On our trip we stopped in Durango, Colorado to visit our grandson. He took us on a picnic up, up to a clear mountain lake high in the pines. We inhaled the air, refreshing yet still hinting at the smell of the destructive fires that had recently swept through the forests below. We filled our eyes and souls with the wonder of God’s beauty and provision. We drank in these precious hours with our handsome, strong nature-loving grandson and the gift of being with him this day. This moment. This place.
We went on to visit the Grand Canyon, which I had never actually seen because we had always passed it in the night, even once parking the bus on the rim of it so our driver could sleep a few hours.
We had planned to stay where we could watch the sun slip from full day to sunset, casting ever-changing shadows and revelations of color at day’s end. What candy for eyes it turned out to be! Every artist must long for paint and a canvas, yet knowing that this changing panorama could never be captured in a painting. We stayed in a rustic lodge and went back the next morning to see what tricks dawn had up its sleeve. Turned out morning had more light-shows that we could have imagined!
The canyon, our sweet picnic by a mountain lake, and the visits to the archives of three American Presidents was a study in perspective for me. It reminded me that relationships are more enduring than power or politics. It made me remember that each of us is a motley mix of strengths and weaknesses, even those who hold the highest offices in our land or positions of power in the world. We each—even Presidents—are a combination of great gifts and fragile flaws, or, as Shakespeare said, a “brief candle...a poor player who struts and frets his hour on the stage and then is heard no more.”

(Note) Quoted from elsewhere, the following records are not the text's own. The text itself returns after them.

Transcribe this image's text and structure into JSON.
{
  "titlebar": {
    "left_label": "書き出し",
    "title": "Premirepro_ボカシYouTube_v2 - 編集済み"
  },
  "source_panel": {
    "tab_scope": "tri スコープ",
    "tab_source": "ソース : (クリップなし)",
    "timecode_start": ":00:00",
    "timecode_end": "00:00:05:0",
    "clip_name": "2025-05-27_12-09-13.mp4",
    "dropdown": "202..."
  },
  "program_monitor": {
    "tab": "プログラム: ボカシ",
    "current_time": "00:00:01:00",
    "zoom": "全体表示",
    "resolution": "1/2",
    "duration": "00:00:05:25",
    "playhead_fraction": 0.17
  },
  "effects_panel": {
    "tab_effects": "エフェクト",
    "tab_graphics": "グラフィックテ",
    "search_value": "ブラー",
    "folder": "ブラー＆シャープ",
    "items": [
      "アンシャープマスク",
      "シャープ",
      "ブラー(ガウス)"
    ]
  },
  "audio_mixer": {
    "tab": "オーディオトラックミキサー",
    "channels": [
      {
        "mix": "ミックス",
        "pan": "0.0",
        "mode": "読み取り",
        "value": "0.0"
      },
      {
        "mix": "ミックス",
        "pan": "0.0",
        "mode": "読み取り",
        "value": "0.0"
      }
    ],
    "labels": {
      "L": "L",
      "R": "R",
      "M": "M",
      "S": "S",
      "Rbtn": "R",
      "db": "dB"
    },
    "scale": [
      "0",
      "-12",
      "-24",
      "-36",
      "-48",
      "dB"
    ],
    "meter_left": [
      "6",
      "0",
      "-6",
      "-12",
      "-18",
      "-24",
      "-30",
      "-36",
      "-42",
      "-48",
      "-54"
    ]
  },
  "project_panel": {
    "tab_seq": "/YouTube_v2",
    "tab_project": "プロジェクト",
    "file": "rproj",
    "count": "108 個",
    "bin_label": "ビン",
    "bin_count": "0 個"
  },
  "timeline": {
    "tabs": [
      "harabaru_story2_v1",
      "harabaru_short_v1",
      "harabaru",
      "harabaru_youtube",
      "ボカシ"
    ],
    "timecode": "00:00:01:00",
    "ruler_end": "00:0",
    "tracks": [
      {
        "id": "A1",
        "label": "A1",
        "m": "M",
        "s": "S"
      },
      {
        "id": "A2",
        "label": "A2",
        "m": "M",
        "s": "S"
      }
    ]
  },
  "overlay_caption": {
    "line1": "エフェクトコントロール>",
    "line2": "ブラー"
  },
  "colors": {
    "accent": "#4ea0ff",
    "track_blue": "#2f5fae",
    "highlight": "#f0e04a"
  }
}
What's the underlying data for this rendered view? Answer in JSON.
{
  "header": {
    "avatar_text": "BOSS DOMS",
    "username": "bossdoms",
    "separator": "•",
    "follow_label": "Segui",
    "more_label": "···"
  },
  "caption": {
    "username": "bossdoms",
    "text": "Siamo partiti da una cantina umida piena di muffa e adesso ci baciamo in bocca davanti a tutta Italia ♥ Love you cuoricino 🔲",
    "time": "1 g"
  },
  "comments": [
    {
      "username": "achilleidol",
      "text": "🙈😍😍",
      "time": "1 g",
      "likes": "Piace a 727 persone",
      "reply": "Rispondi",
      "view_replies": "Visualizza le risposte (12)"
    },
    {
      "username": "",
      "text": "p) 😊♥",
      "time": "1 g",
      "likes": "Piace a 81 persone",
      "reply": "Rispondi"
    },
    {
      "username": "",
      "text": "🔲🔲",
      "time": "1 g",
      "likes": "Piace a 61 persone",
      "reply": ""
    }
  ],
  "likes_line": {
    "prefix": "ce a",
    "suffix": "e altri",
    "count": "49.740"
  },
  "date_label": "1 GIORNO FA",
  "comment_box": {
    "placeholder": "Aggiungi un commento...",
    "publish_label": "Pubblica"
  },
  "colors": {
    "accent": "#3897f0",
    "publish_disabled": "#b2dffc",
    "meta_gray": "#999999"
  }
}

This Presidents’ Month I want to remember to appreciate the gifts of national leadership we have been given over more than two centuries and be grateful. I want to remember that only God is God and His Kingdom is not of this earth; it is an invisible Kingdom built mysteriously in the hearts of those who believe. I want to remind myself, too, that this Kingdom’s work can never be achieved by earth’s systems, but only by each believer being faithful to feed the hungry, clothe the naked, take care of the children, lift up the fallen, embrace the lonely, and pray for both our leaders and the powerless.